Upgrade Your Toolbar
Available on most browsers, anti-phishing toolbars run checks on websites you’re browsing and compares them to known phishing sites. These free tools will alert you whenever you stumble on a malicious site. Pop-up blockers can also help you thwart phishing attacks. If you do encounter a pop-up, carefully click the “x” at the top of the window. Clicking anywhere else could take you to a malicious site.
Protect Your Personal Info
Avoid sharing personal or financial information on the internet that could be used in socially engineered phishing attacks. And never enter confidential information into a weblink you receive via email. When logging in, always visit the website directly.
Protect Your Resources
To stay safe in the event of an attack, keep all corporate and personal files encrypted and up to date. These protections are especially important for employees who are telecommuting.

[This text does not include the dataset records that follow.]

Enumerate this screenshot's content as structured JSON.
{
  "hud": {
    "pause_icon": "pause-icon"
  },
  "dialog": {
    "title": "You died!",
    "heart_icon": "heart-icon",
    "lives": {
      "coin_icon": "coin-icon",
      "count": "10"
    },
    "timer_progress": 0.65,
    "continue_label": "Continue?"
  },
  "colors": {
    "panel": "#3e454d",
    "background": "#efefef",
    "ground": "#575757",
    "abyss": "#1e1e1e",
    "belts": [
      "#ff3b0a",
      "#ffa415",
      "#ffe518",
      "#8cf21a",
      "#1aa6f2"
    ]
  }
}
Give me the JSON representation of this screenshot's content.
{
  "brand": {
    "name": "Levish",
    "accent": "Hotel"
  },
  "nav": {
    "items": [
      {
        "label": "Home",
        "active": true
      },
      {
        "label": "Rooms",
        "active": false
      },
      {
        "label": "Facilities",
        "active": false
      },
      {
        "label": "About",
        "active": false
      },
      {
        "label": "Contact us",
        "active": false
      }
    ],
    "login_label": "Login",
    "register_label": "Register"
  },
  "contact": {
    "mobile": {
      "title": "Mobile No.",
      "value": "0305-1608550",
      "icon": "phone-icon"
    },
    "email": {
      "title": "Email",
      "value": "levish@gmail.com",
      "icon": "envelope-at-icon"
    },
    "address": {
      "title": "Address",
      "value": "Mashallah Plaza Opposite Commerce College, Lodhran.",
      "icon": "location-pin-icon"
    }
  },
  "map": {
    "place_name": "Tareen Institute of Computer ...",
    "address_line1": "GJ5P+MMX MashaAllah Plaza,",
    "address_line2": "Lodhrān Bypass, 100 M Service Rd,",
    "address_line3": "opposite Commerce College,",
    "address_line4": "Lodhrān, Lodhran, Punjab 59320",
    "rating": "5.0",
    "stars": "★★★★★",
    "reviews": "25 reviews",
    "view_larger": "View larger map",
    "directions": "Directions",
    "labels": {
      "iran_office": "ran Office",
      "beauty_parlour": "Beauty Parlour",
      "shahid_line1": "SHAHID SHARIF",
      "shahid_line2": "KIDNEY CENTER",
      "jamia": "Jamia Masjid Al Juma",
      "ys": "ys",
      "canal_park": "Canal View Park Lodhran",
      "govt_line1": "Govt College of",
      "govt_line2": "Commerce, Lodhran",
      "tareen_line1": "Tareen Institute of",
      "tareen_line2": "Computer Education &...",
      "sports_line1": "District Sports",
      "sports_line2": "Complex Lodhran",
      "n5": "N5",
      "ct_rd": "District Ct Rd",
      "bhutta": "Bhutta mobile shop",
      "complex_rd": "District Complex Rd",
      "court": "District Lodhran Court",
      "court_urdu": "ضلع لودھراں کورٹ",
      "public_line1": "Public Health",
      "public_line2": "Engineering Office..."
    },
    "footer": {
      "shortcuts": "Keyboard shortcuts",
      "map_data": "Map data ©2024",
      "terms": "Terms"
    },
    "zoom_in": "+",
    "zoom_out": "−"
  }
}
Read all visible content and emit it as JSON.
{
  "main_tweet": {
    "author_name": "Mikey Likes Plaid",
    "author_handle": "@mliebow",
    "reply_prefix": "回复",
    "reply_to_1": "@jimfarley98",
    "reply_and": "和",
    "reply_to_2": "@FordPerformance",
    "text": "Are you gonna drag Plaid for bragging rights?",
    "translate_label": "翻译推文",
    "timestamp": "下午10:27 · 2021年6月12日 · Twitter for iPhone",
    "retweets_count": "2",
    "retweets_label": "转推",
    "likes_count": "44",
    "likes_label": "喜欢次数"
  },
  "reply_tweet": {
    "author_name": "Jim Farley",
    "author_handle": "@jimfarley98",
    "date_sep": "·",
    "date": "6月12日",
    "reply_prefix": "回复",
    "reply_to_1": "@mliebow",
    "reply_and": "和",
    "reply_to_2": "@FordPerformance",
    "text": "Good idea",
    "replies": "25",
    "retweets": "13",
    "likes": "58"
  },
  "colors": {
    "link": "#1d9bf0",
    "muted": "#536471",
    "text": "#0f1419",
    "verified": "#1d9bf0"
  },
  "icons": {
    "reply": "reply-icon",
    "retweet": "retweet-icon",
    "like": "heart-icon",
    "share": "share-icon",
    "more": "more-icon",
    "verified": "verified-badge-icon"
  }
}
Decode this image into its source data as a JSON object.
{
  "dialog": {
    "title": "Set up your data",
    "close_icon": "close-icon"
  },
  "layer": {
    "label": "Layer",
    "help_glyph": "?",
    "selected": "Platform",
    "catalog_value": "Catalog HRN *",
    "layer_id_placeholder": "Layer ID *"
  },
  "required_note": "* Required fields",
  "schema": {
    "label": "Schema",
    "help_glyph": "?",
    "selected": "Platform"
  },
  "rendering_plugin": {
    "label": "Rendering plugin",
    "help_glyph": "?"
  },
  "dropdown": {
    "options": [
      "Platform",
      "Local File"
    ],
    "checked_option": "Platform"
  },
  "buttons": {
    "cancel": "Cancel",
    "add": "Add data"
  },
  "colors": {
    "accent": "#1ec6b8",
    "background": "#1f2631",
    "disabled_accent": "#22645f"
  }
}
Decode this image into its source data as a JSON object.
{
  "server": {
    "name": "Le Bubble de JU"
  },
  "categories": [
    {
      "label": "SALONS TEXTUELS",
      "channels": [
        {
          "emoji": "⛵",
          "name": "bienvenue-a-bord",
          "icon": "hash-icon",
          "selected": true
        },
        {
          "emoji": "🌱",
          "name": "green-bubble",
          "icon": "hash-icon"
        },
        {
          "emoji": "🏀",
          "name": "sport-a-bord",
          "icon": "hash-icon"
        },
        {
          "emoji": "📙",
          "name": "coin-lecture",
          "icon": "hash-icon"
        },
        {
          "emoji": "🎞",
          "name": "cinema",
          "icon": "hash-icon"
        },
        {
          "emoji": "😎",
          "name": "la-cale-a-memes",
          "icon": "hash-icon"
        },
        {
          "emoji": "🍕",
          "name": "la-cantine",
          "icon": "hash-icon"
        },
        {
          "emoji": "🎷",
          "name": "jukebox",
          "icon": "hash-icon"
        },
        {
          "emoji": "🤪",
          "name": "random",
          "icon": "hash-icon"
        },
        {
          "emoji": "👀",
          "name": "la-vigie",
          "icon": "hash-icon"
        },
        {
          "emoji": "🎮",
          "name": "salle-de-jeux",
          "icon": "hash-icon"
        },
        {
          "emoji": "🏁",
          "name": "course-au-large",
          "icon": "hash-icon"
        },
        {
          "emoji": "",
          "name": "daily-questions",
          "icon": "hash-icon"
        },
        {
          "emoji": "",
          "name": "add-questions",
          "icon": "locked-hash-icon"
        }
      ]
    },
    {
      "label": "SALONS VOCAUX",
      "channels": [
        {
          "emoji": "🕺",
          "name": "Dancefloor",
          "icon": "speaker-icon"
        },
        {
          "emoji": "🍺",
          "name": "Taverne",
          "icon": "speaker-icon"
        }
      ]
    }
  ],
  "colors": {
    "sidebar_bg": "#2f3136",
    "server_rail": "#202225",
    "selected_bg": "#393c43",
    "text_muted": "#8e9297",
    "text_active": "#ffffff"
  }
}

Get Smart Software
Updated operating systems and antivirus programs offer the best protection against malware. When current, these programs protect your devices by guarding against the latest viruses and phishing attacks. They also scan every file that enters your system — preventing anything malicious from damaging your system.
Hackers can operate undetected for a while. That’s why it’s important to stay up to date on your accounts by regularly checking your bank statements and account information, and updating your password on a monthly basis.
Create a Firewall
For maximum protection, install a desktop firewall to keep intruders from infiltrating your software, and a network firewall to keep fraudsters out of your devices and your network. With these tools in place, you can dramatically cut down on hacking threats.
Safeguard Your Data
Sometimes, even security experts fall victim to sophisticated phishing scams. That’s why it’s important to safeguard your most precious data. With two-factor identification, hackers can’t breach the additional security safeguards and infiltrate your accounts. Additionally, use a password manager to store complex, hard-to-hack passwords.
Better With Bluefin
While Bluefin can’t protect you from phishing scams, our advanced technology ensures that credit and debit cards are encrypted the moment they enter a payment system. To find out how our P2PE and tokenization services protect your organization from a data breach, contact a Bluefin representative today.